(Information given Opens)
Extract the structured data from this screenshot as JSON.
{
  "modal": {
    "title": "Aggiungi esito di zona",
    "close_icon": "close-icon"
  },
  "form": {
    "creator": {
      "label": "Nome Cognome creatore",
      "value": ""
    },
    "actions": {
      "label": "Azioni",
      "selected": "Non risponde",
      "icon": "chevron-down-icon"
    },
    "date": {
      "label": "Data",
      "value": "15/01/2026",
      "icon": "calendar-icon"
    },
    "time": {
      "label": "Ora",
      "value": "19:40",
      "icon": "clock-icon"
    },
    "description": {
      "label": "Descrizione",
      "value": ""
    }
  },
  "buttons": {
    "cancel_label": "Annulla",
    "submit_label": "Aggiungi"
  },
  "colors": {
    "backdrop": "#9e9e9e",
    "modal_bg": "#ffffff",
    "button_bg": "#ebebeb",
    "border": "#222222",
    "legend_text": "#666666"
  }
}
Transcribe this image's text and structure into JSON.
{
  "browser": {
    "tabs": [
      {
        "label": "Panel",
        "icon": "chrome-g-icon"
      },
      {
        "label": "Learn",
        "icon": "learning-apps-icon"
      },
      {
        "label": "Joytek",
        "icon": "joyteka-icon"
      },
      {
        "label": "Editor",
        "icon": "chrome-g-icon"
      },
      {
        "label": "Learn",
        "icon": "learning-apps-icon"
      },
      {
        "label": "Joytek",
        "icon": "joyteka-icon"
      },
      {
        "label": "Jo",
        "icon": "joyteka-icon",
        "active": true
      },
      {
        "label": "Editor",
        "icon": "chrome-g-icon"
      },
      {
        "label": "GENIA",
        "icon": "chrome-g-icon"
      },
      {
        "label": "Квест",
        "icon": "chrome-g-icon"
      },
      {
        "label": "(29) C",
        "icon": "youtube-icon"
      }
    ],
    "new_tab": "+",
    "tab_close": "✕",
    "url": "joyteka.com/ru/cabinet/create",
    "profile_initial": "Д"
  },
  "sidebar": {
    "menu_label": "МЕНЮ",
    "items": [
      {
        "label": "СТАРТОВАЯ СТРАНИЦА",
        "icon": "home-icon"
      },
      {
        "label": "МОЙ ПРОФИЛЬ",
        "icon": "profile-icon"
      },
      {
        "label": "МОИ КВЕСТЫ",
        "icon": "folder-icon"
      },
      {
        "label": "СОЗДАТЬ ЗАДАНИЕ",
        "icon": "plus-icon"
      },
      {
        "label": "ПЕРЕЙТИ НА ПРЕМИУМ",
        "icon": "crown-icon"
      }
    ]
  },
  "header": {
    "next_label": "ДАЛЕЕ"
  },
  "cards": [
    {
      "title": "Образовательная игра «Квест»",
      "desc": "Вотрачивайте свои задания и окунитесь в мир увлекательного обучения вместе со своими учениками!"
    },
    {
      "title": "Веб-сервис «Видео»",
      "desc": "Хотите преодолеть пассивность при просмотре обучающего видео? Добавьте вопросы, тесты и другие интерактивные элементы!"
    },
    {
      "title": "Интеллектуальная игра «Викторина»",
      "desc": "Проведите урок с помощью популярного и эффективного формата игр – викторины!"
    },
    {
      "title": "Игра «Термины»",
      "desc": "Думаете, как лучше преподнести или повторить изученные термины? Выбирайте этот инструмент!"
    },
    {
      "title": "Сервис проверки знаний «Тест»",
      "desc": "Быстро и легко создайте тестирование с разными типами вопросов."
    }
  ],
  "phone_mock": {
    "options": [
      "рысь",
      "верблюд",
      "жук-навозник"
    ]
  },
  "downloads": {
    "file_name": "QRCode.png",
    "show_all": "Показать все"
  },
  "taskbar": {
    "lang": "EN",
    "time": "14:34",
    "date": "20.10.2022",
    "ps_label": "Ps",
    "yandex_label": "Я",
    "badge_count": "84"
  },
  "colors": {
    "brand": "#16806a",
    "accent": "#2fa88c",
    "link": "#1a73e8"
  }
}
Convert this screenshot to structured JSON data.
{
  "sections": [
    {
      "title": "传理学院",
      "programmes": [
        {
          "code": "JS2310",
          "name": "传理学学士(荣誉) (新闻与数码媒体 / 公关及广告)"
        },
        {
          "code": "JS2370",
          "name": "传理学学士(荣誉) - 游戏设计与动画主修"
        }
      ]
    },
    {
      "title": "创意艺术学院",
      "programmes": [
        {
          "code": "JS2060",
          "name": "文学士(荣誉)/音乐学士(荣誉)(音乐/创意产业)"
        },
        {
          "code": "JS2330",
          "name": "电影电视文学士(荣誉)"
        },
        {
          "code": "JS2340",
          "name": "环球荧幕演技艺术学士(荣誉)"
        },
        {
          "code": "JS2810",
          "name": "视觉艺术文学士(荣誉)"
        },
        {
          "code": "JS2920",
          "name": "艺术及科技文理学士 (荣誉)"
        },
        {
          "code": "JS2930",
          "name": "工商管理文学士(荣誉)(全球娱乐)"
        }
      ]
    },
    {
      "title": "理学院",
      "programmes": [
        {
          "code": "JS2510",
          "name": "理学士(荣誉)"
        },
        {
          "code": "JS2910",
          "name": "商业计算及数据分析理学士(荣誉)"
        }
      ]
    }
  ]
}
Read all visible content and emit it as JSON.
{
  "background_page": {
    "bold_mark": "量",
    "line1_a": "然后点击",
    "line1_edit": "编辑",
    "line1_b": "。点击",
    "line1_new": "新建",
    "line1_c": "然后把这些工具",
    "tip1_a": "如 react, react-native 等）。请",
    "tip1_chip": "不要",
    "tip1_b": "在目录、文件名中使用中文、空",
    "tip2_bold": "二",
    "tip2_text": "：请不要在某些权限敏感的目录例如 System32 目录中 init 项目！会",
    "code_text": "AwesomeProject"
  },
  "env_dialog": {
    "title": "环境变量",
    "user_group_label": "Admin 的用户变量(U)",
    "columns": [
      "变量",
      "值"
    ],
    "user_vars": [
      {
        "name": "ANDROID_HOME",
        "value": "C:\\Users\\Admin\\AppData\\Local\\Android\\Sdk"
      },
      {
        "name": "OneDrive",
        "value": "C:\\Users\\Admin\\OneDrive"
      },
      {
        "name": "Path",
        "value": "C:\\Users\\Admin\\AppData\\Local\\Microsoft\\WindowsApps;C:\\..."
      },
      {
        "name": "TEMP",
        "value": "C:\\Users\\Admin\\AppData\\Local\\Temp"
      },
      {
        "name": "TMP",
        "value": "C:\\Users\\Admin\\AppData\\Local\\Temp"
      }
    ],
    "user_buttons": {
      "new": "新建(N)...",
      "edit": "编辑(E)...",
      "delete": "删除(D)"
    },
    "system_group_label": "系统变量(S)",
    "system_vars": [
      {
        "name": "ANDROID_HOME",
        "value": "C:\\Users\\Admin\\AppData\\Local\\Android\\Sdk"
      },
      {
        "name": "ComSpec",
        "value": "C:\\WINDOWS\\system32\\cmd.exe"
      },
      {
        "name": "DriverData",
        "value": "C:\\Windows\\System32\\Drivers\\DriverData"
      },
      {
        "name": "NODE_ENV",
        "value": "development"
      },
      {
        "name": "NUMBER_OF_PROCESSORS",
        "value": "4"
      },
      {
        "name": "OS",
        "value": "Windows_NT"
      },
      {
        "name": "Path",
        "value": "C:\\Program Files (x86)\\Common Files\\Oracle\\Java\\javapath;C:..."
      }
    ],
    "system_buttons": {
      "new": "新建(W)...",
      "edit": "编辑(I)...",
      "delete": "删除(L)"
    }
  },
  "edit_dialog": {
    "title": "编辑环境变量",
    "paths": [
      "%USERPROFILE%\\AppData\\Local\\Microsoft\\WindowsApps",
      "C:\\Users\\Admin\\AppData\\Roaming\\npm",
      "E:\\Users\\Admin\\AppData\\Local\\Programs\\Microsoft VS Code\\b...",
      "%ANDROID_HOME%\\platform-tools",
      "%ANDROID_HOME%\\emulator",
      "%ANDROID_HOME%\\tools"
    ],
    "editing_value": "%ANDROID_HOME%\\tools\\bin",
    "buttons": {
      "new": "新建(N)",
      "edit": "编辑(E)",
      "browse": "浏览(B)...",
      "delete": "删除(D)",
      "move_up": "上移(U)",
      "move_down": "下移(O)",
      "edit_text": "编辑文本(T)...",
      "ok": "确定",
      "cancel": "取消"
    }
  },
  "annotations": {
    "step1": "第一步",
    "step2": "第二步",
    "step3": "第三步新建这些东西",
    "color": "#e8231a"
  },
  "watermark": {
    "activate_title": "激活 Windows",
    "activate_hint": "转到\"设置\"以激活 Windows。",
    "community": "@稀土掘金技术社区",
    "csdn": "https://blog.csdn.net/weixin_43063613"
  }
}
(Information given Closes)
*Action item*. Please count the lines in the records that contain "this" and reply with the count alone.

*Task result*. 3